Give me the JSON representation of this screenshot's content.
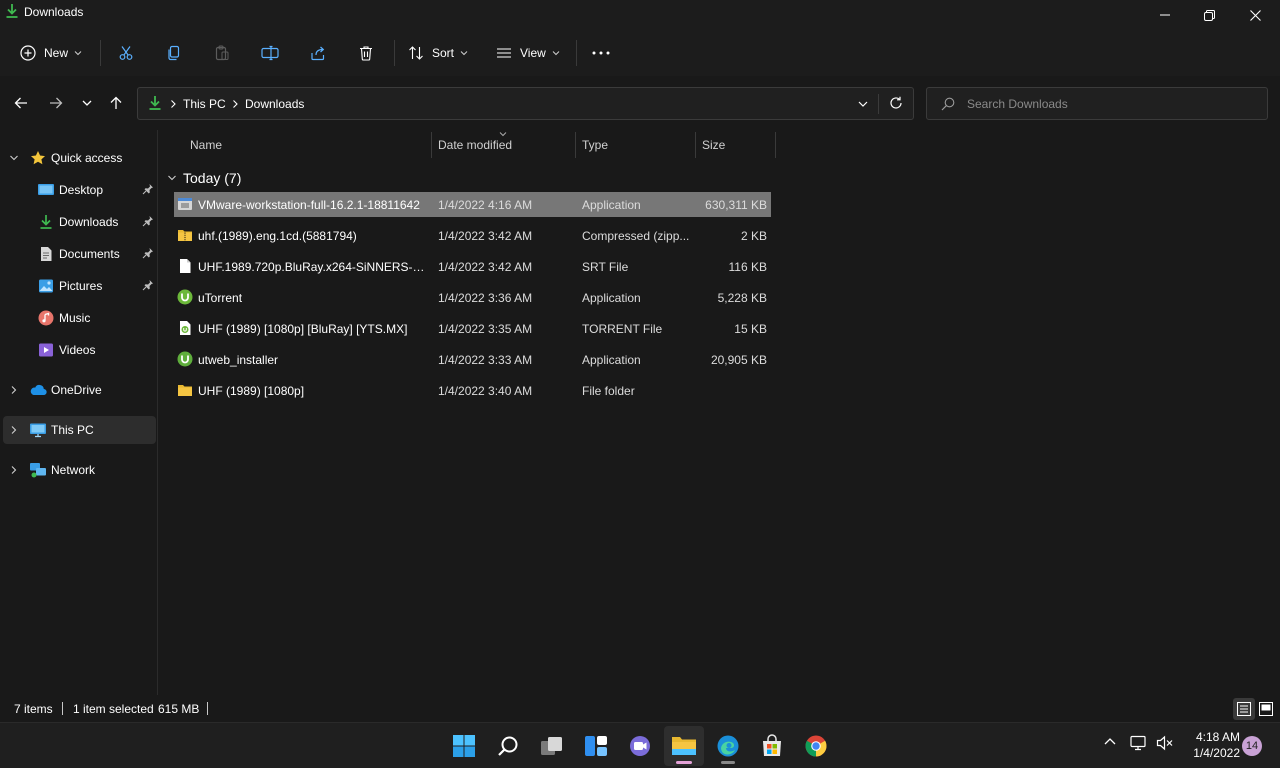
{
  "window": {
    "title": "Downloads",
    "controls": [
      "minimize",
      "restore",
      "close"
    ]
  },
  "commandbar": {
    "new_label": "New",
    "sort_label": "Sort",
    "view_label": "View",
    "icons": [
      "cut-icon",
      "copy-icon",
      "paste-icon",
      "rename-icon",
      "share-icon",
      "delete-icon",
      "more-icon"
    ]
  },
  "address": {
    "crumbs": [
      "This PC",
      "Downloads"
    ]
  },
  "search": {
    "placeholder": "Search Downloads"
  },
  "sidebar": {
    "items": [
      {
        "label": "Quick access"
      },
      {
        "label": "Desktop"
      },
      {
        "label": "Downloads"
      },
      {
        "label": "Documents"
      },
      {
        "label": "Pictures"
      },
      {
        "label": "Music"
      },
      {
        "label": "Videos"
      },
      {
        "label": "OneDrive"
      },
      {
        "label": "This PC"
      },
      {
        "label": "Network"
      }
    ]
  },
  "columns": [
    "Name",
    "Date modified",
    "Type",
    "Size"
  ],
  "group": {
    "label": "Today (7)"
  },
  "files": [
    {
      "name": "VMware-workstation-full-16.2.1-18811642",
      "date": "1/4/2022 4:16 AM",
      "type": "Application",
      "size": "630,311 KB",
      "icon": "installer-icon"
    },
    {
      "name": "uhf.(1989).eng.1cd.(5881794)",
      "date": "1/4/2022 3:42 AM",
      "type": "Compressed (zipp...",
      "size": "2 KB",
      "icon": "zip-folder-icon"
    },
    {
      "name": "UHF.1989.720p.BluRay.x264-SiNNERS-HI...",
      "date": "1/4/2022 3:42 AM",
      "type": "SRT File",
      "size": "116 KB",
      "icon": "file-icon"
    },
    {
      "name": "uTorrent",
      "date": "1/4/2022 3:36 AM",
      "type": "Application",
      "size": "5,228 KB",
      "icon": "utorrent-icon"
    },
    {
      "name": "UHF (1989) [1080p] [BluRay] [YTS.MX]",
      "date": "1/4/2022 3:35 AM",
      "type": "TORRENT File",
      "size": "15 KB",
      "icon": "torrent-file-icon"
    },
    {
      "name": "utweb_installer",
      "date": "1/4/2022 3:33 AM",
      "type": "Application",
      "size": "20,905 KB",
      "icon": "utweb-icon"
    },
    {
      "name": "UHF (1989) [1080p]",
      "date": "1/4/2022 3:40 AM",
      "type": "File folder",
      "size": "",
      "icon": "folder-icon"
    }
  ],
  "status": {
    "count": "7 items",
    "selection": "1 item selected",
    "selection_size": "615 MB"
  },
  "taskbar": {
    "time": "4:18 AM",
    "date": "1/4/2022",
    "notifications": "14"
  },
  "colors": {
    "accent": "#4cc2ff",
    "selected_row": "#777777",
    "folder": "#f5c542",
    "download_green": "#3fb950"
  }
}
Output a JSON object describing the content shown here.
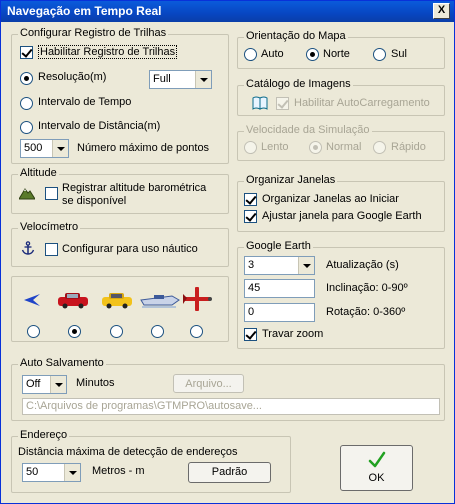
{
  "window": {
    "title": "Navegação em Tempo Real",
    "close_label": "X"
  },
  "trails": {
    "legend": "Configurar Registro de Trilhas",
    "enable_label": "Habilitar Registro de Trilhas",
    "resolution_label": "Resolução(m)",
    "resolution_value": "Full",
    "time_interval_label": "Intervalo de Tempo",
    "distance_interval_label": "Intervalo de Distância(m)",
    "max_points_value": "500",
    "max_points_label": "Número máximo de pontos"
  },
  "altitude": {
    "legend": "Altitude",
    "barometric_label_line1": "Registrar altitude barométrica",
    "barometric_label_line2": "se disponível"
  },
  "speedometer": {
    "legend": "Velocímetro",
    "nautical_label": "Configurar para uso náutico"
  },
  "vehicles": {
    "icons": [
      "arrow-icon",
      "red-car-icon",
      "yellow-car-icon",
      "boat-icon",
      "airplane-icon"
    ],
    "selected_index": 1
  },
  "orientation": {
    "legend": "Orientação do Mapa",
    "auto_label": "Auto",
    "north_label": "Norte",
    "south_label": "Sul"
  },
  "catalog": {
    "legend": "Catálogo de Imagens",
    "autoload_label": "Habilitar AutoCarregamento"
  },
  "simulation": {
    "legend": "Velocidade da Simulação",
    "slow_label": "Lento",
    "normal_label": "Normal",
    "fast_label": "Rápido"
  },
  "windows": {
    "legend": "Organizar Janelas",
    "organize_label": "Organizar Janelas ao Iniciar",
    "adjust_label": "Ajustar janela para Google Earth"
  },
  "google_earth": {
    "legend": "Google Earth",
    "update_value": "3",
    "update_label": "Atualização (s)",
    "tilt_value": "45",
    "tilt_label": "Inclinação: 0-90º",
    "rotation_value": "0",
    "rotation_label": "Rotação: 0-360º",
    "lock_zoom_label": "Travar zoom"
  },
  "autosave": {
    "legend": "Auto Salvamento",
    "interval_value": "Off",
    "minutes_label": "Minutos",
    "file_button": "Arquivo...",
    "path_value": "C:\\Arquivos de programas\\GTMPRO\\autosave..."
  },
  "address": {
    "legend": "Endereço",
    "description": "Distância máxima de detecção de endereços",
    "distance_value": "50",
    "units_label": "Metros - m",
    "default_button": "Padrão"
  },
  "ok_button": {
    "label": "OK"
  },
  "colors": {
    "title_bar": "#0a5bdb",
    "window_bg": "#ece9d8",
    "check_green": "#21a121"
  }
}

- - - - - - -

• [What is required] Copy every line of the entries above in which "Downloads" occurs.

• [Answer area]
    "title": "Downloads",
      "Downloads"
    "placeholder": "Search Downloads"
        "label": "Downloads"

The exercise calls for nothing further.